The simple, yet poignant, observation is to mark the United Nation’s 60th anniversary of the Universal Declaration of Human Rights (UDHR) on 10 December – and to remember the military suppression of pro-democracy protesters in Burma last September.
The famous pictures of the uprising led by Burmese monks bring the relevance of the UDHR to sharper focus for those present, especially the Burmese in Singapore.
“Even three years ago, I didn’t know there was such a thing as the UDHR,” said Marc Myo, a Burmese who’s studying at the Singapore Management University. “Today marks the 60th anniversary of the recognition that all humans are equal,” he explains. “It has given me enlightenment and motivates me to make human rights real for me.”
Marc was one of those involved in the protests which were held in Singapore during the uprising last year. Today’s event is a marked contrast to the public protests which the Burmese community in Singapore held at the Burma embassy and Orchard Road, where hundreds of Burmese took part in demonstrations over a number of days.
Speaking to The Online Citizen, Marc says he is both sad and happy about the UDHR’s anniversary. “I’m happy that we’ve achieved such a declaration,” he says, “but sad that we’ve not achieved such freedom [for Burma].”
Through such events like the one today, he hopes to remind the Burmese people of their inalienable human rights which are being violated by the military regime in Burma.

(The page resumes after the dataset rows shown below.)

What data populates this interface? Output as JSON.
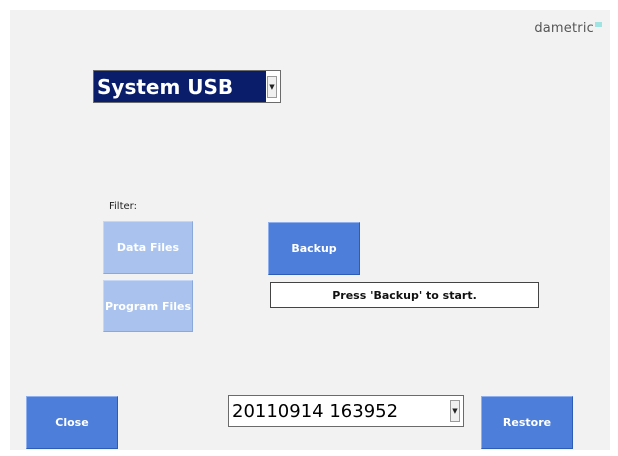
{
  "brand": {
    "name": "dametric"
  },
  "device_select": {
    "value": "System USB",
    "arrow_icon": "dropdown-arrow-icon"
  },
  "filter": {
    "label": "Filter:",
    "data_files": "Data Files",
    "program_files": "Program Files"
  },
  "actions": {
    "backup_label": "Backup",
    "status_text": "Press 'Backup' to start.",
    "close_label": "Close",
    "restore_label": "Restore"
  },
  "backup_select": {
    "value": "20110914 163952",
    "arrow_icon": "dropdown-arrow-icon"
  },
  "colors": {
    "button": "#4d7ed9",
    "filter_button": "#a9c3ee",
    "select_highlight": "#0a1d6b",
    "panel_background": "#f2f2f2"
  }
}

He will be distributing pamphlets of the 30 Articles of the UDHR to his compatriots to “educate, remind and motivate” them.
Turning to the recent long sentences meted out to student protesters and others in Burma by the military junta, he calls “injustice” and criticizes ASEAN for not doing anything to help. “ASEAN has been conniving with the Burmese generals,” he explains.

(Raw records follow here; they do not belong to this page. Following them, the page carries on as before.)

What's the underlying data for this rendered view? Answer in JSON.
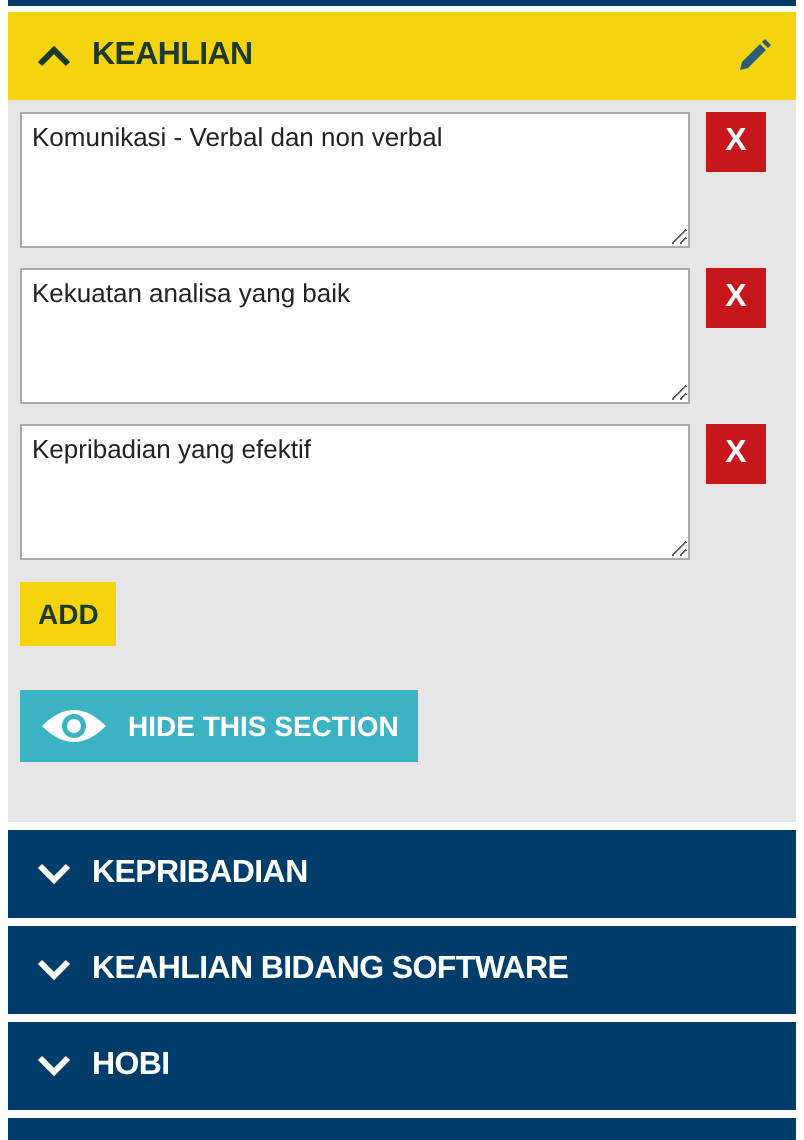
{
  "sections": [
    {
      "title": "KEAHLIAN",
      "expanded": true,
      "items": [
        {
          "text": "Komunikasi - Verbal dan non verbal",
          "remove_label": "X"
        },
        {
          "text": "Kekuatan analisa yang baik",
          "remove_label": "X"
        },
        {
          "text": "Kepribadian yang efektif",
          "remove_label": "X"
        }
      ],
      "add_label": "ADD",
      "hide_label": "HIDE THIS SECTION"
    },
    {
      "title": "KEPRIBADIAN",
      "expanded": false
    },
    {
      "title": "KEAHLIAN BIDANG SOFTWARE",
      "expanded": false
    },
    {
      "title": "HOBI",
      "expanded": false
    },
    {
      "expanded": false
    }
  ]
}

When asked about the Singapore government’s recent threat to not renew the visas of several Burmese who had organized and taken part in last year’s protests in Singapore, which includes him, Marc says he is “not scared of the implicit punishment” by the authorities here. While they were not surprised that the Singapore government would take action against them, he is however a “little surprised by the Singapore government’s tactics.”
“Their motives were not publicized,” he says, “until we held our press conference. They want to keep good relations with the military government in Burma.” (See here and here for the story.) The government has since relented and approved the visas but three of Marc’s compatriots were nonetheless told to leave. One of them is now in Cambodia, he tells TOC.
Looking to the future, he feels that though the ‘agitation’ of the Burmese people has somewhat quietened down, this is “a period to consider what to do.” He does not rule out further protests in Singapore if and when the need arises, he says. When asked if he will limit such protests to Speakers’ Corner where the rules now allow foreigners to conduct demonstrations, Marc says it depends on the nature of the protest. “What’re you protesting?” he says. “You must protest within the vicinity of what you are protesting against.”
He explains that they demonstrated in Orchard last year because the ASEAN summit was being held in a location nearby. “Thus it was necessary to protest there.”
For now, his hope is for change in Burma. “[I hope to see] the restoration of sovereignty of the Burmese people from the hands of the generals,” he says, “and the restoration of justice and democracy.”
The exhibition will be held again this weekend on Saturday and Sunday, from 3pm to 9pm.